SDA released solicitations for its initial data transport layer and tracking layer satellites last May. At stake were four contracts and 28 satellites. L3Harris made its bids.
The company failed to win a contract for the data transport layer satellites, losing out to Lockheed Martin and York Space Systems, the latter of which is another newcomer to building satellites for the DoD. While it was still in the running for the HBTSS and tracking layer satellites, L3Harris was now 0 for 3.
Based on feedback from SDA on its transport layer bid, L3Harris refocused its bid for the tracking layer around its ability to manufacture its own commercial bus for the satellite. That in particular was appealing to SDA, said Gattle.
“That was enough to convince SDA that, yes, this was a commercial — I’ll call it a commercial-like — offering,” he said.
Return on investment
The real breakthrough — and reassurance that the company’s investments weren’t in vain — came soon after.
Last October, SDA awarded the two tracking layer contracts to L3Harris and SpaceX. L3Harris received $193 million, while SpaceX got $149 million. The selection was a surprise: Neither of the winners had built a missile warning sensor for the government before.
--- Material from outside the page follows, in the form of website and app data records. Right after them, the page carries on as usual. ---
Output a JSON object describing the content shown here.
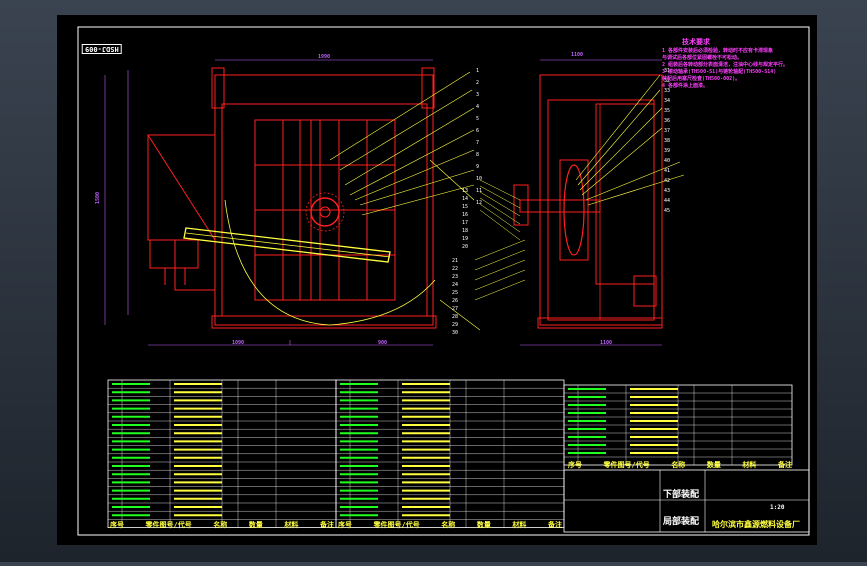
{
  "drawing": {
    "stamp": "HSDJ-009",
    "notes_title": "技术要求",
    "notes": [
      "1  各部件安装后必须检验，转动时不应有卡滞现象",
      "   与调试后各部位紧固螺栓不可松动。",
      "2  组装后各转动部分表面清洁，注油中心线与规定平行。",
      "3  滚动轴承(TH500-S1)与链轮轴配(TH500-S14)",
      "   装配后用塞尺检查(TH500-002)。",
      "4  各部件涂上面漆。"
    ],
    "title_block": {
      "drawing_name": "下部装配",
      "company": "哈尔滨市鑫源燃料设备厂",
      "scale": "1:20",
      "stamp_label": "局部装配"
    },
    "table_header": [
      "序号",
      "零件图号/代号",
      "名称",
      "数量",
      "材料",
      "备注"
    ],
    "dims": {
      "width": "1990",
      "left": "1090",
      "right": "900",
      "height": "1500",
      "side_left": "1100",
      "side": "1100"
    },
    "part_numbers": [
      "1",
      "2",
      "3",
      "4",
      "5",
      "6",
      "7",
      "8",
      "9",
      "10",
      "11",
      "12",
      "13",
      "14",
      "15",
      "16",
      "17",
      "18",
      "19",
      "20",
      "21",
      "22",
      "23",
      "24",
      "25",
      "26",
      "27",
      "28",
      "29",
      "30",
      "31",
      "32",
      "33",
      "34",
      "35",
      "36",
      "37",
      "38",
      "39",
      "40",
      "41",
      "42",
      "43",
      "44",
      "45"
    ]
  },
  "colors": {
    "frame": "#ffffff",
    "part": "#ff2020",
    "leader": "#ffff40",
    "dim": "#c060ff",
    "text": "#ffffff",
    "note": "#ff40ff",
    "hatch": "#20ff20"
  }
}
SpaceX hadn’t even built a satellite for the government before.
While Elon Musk’s company fought its way into winning a massive Space Force launch contract last year and is working to integrate its Starlink broadband constellation with various weapons systems, no one expected it to be building missile tracking satellites for the military. SpaceX will build the satellite bus and subcontract for the actual OPIR sensor.
While L3Harris had been in the running for several missile warning satellite contracts, it had never gotten one over the line.
“A decade ago, we probably didn’t have a shot,” said Gattle. “To be honest, we were a component supplier. We would build a handful of anything that we built.”
“This is the culmination for us of a pretty big pivot in our company. We were known mostly as a weather sensor company in this particular area, infrared,” he added. “Then a couple of years ago we saw that our infrared sensors on our weather satellites could actually pick up rocket launches.”
Chris Quilty, founder and a partner of Quilty Analytics, said L3Harris has accomplished “a remarkable string of contract successes” since it entered the satellite manufacturing business only a few years ago, noting an Air Force remote sensing constellation award, among others.
”The fact that SDA awarded this contract to L3Harris is both a testament to L3Harris’ agility and an indication of SDA’s desire to open the aperture to new suppliers,” said Quilty, whose financial and strategic firm serves the space industry.
L3Harris started 2021 with more returns on its investment: Of the four companies designing HBTSS prototypes, only L3Harris and Northrop Grumman secured contracts to build their prototypes. L3Harris won a $122 million award, while Northrop Grumman got a $155 million award.
L3Harris’ journey from building weather sensors to building missile warning satellites kicked off in 2017, when the company’s technology accidentally detected a rocket launch off the Florida coast. It turns out that rocket was carrying the third satellite for the nation’s prime missile detection constellation.
There’s a certain poetry to that story. The accidental detection of a missile warning satellite being delivered to orbit inspired a newcomer to enter the field, and that company went on to win a chance to help build the U.S. military’s new missile warning architecture.
In 2017, L3Harris had ambitions and a weather sensor. In 2021, it’s a missile tracking company.